The field of "educational neuroscience" (aka mind, brain, and education, or MBE) has boomed over the last decade. Neuropsychologists have come out of their laboratories and entered the world of schools and children’s thinking. Their work shows clear evidence of the malleability of young children’s thinking skills: malleability, or plasticity, refers to the ability of the brain to adapt and improve. We all have malleable brains and we can all get “smarter,” but young children's brains are particularly malleable. There is research evidence that we could teach and nurture young students in ways that might raise the skills and performance of many more of them to “gifted” levels.
When neuroscientists talk about trying to improve thinking skills in young children, which specific skills are they addressing and measuring, and why those skills? Most of the research in this area has been conducted on “executive functions.” These include such skills as "selective attention" (focusing on appropriate input), "cognitive flexibility" (adapting to change), "inhibitory control" (resisting habits as needed), and "working memory" (remembering the current rule or task). They are important for school success because they allow young children to pay attention to appropriate and relevant stimuli, ignore distractors, and process appropriately complex tasks. From both laboratory and school-based research, we know in general that young children’s executive functions (EFs) can be improved with training. We also have evidence that such training, when appropriately challenging for the individual students, can transfer to a variety of other academic and social-emotional outcomes that are important for school success. The importance of appropriate challenges cannot be overestimated: there is an abundance of research that shows that new neural connections are best made when the brain has to put forth effort. Repeating already-learned skills is not optimal for brain development. Those of us who advocate for policy and legislation that supports gifted education are making sure that policymakers hear about the importance of appropriate challenges!
How can the gifted coordinator or teacher use this research? The evidence for malleability argues for a talent development model: for instance, offering in kindergarten (or even earlier, in cooperation with 4K, Head Start, and private preschools) high-level, open-ended thinking skill programming and activities in order to see what developmental levels all children can reach, rather than just trying to identify children who already have skills that are advanced for their age. It is not necessary to start from scratch with new programs and services; the busy coordinator can work within existing structures such as differentiated instruction, RtI (Response to Intervention) and Equitable MLSS (Multi-Level Systems of Support), and the Wisconsin Model Early Learning Standards to make sure that young children’s thinking skills are appropriately challenged, and that underrepresented children are given the opportunity to better develop their executive functions for critical school success.

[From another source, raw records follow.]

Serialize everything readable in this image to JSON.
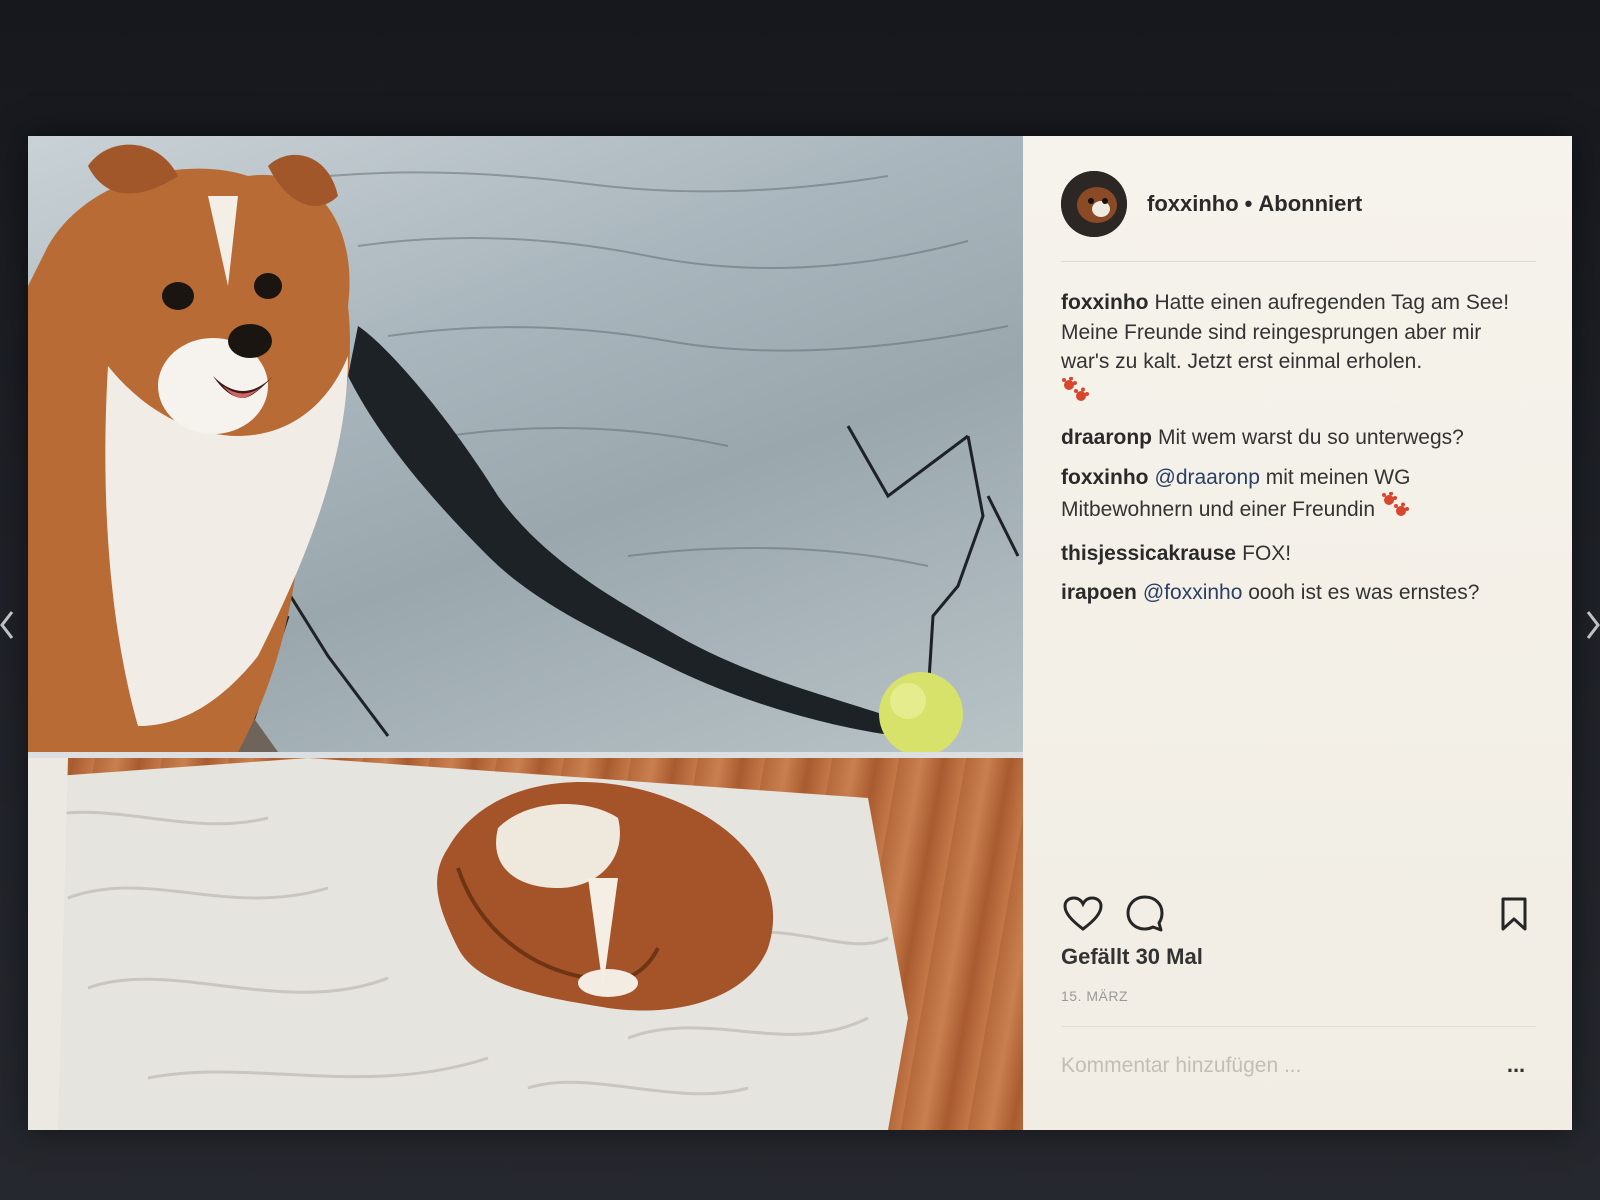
{
  "post": {
    "username": "foxxinho",
    "separator": "•",
    "follow_status": "Abonniert",
    "likes_text": "Gefällt 30 Mal",
    "date_text": "15. MÄRZ",
    "add_comment_placeholder": "Kommentar hinzufügen ...",
    "more_label": "...",
    "images": [
      {
        "description": "dog-by-lake",
        "icon": "photo"
      },
      {
        "description": "dog-on-sheets",
        "icon": "photo"
      }
    ]
  },
  "comments": [
    {
      "user": "foxxinho",
      "text": "Hatte einen aufregenden Tag am See! Meine Freunde sind reingesprungen aber mir war's zu kalt. Jetzt erst einmal erholen.",
      "emoji": "paw-prints-icon"
    },
    {
      "user": "draaronp",
      "text": "Mit wem warst du so unterwegs?"
    },
    {
      "user": "foxxinho",
      "mention": "@draaronp",
      "text": "mit meinen WG Mitbewohnern und einer Freundin",
      "emoji": "paw-prints-icon"
    },
    {
      "user": "thisjessicakrause",
      "text": "FOX!"
    },
    {
      "user": "irapoen",
      "mention": "@foxxinho",
      "text": "oooh ist es was ernstes?"
    }
  ],
  "colors": {
    "panel_bg": "#f4f1ea",
    "text": "#333333",
    "mention": "#2b3f63",
    "paw": "#d8462e"
  },
  "icons": {
    "like": "heart-icon",
    "comment": "comment-bubble-icon",
    "save": "bookmark-icon",
    "more": "more-options-icon"
  }
}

*This article was adapted from Dr. Clinkenbeard’s chapter in the book “Malleable Minds: Translating Insights from Psychology and Neuroscience to Gifted Education,” published by the National Association for Gifted Children. An earlier version of this article appeared in the newsletter WATG Insights, September 2011.
Pamela R. Clinkenbeard, Ph.D.
Professor Emeritus, UW-Whitewater
WI Association for Talented and Gifted Board Member